»»

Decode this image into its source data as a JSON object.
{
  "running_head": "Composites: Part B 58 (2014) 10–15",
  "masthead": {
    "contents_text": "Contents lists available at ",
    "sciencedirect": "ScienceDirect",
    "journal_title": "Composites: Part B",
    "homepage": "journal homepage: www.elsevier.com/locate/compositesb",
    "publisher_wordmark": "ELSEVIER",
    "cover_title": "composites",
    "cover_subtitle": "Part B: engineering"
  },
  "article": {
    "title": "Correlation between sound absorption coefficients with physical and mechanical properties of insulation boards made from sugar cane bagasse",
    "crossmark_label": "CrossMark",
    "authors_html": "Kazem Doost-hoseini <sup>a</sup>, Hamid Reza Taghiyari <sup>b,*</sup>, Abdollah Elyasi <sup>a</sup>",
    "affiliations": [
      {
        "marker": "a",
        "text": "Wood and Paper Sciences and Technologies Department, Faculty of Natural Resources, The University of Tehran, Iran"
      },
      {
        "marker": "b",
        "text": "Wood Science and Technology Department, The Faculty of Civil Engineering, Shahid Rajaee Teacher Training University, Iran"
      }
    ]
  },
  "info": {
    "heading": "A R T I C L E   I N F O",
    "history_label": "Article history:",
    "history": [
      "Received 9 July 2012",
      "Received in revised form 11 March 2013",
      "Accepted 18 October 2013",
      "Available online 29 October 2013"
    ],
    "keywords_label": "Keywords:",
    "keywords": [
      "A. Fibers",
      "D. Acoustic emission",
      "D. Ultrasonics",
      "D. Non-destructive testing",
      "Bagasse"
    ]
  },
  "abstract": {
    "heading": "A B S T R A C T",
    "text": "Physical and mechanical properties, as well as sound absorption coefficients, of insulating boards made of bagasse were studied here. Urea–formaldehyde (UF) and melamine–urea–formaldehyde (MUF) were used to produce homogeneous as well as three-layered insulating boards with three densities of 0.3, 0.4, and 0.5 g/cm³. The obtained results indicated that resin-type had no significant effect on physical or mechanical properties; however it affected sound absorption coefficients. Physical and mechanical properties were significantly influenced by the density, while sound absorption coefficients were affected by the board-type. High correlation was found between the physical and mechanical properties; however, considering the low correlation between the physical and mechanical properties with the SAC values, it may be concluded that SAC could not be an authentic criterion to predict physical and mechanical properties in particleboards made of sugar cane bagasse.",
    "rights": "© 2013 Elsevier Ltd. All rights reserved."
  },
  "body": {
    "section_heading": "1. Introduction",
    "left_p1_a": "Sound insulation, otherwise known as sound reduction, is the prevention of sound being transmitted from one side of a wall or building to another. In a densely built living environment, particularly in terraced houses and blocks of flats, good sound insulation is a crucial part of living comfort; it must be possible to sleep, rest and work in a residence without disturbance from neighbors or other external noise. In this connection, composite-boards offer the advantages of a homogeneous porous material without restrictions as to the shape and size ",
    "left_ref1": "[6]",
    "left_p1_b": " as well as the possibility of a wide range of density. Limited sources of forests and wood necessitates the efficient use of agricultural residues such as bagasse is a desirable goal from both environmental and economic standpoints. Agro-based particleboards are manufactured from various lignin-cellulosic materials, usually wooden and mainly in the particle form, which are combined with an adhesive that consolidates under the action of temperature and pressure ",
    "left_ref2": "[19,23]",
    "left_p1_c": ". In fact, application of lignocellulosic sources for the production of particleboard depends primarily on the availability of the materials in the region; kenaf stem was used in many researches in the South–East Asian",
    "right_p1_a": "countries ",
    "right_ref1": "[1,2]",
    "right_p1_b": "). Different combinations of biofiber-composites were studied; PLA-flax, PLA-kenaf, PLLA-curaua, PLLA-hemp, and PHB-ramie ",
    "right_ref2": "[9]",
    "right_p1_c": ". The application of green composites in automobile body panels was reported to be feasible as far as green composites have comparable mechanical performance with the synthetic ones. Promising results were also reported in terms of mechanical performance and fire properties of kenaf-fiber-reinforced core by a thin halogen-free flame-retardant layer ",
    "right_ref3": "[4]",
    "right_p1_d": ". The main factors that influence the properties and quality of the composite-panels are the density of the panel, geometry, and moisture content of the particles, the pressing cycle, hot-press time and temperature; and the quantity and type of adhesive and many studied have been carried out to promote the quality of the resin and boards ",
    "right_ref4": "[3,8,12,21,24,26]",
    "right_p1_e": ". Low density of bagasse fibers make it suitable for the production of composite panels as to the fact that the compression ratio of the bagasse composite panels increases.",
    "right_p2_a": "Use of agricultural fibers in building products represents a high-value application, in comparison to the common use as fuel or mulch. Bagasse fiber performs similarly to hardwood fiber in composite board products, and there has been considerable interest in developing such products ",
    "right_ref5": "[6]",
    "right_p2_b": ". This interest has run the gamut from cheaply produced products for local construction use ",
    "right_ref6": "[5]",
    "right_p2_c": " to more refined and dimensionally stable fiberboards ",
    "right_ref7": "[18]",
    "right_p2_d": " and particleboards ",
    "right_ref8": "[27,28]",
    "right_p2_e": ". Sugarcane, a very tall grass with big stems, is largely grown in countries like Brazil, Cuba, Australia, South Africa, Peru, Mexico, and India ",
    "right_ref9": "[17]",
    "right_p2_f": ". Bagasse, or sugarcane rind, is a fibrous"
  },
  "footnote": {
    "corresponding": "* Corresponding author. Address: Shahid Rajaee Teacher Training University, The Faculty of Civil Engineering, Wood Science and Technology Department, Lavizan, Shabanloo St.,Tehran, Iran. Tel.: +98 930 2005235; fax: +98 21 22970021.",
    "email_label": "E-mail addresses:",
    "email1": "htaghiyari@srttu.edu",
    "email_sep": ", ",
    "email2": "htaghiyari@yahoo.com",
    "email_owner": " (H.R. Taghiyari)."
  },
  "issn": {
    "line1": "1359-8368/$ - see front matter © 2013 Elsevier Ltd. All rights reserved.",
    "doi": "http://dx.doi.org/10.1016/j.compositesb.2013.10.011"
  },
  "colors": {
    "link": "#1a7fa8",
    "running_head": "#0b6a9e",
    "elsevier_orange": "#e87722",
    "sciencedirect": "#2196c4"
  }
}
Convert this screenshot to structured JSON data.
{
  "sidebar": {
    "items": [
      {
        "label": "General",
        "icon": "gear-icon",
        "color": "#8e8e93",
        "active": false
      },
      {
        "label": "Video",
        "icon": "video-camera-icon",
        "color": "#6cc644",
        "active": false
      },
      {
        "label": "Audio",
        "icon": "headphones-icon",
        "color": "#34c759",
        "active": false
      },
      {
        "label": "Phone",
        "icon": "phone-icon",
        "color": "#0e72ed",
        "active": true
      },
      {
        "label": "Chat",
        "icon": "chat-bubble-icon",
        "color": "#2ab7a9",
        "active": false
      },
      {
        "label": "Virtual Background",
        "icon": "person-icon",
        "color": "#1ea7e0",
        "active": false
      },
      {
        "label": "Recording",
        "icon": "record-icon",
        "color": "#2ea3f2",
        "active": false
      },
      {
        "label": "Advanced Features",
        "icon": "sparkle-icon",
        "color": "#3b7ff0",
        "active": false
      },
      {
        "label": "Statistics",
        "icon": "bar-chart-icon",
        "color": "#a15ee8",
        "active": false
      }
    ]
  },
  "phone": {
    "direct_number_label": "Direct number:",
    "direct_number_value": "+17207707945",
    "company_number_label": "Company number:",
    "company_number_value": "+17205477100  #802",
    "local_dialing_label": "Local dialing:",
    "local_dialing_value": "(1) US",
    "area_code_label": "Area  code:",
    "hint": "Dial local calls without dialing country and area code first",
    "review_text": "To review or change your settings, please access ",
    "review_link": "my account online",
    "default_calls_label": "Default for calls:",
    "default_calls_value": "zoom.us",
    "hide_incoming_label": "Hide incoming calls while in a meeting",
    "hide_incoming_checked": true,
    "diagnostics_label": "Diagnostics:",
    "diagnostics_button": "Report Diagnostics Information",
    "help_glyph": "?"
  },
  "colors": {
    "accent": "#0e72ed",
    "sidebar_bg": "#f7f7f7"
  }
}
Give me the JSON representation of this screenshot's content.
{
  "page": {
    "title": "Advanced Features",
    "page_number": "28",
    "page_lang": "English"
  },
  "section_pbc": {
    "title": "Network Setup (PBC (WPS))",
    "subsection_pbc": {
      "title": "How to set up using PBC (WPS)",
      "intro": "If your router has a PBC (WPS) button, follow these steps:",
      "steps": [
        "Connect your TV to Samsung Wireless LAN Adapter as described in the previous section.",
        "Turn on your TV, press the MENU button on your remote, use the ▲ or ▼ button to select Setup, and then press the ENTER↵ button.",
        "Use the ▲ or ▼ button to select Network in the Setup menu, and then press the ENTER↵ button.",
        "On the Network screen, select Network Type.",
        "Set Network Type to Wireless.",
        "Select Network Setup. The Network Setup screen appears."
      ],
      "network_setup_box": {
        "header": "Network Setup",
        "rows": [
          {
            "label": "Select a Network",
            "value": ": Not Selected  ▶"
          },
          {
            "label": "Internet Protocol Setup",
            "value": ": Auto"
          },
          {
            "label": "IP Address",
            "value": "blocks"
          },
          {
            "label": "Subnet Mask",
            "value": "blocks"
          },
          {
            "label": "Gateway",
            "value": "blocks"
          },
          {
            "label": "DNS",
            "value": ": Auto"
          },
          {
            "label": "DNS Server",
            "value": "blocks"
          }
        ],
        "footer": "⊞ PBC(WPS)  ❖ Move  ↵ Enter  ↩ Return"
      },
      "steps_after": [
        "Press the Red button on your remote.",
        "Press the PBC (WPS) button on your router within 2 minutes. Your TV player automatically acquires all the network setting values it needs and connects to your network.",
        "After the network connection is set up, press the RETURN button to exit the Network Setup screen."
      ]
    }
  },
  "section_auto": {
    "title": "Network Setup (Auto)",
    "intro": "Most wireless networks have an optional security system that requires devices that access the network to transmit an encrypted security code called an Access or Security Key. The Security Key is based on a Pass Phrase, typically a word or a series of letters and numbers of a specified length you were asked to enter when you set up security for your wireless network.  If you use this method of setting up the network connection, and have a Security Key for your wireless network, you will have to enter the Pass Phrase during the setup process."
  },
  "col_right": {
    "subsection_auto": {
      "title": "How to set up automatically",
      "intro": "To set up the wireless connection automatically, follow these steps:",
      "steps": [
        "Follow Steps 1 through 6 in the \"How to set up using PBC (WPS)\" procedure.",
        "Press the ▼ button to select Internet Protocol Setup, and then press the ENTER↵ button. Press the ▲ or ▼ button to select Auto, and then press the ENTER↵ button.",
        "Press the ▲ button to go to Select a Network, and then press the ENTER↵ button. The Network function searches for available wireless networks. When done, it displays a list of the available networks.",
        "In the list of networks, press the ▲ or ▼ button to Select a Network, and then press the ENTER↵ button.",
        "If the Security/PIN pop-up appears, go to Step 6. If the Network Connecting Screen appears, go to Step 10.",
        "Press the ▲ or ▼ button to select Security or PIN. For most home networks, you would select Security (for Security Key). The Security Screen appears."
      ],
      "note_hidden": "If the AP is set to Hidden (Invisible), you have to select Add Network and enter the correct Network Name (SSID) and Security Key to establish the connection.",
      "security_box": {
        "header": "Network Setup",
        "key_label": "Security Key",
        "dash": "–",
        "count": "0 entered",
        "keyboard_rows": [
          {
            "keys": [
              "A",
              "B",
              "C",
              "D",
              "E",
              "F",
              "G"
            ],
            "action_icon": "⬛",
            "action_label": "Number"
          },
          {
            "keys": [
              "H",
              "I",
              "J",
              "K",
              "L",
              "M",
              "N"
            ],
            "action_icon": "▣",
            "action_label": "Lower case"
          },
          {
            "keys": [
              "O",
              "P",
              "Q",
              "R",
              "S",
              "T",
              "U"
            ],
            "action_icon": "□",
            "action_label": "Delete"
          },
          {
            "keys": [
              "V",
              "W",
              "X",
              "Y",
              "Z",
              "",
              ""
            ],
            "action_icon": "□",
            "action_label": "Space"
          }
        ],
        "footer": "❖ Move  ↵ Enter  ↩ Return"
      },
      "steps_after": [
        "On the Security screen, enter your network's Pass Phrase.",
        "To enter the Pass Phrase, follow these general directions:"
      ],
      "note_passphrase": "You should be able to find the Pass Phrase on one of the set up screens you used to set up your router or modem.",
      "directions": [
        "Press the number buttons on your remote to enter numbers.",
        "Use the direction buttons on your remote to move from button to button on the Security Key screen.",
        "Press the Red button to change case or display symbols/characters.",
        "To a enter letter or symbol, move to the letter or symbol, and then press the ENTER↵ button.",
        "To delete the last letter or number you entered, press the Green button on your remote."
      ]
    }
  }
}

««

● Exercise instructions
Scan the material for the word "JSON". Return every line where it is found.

● Written answer
Decode this image into its source data as a JSON object.
Convert this screenshot to structured JSON data.
Give me the JSON representation of this screenshot's content.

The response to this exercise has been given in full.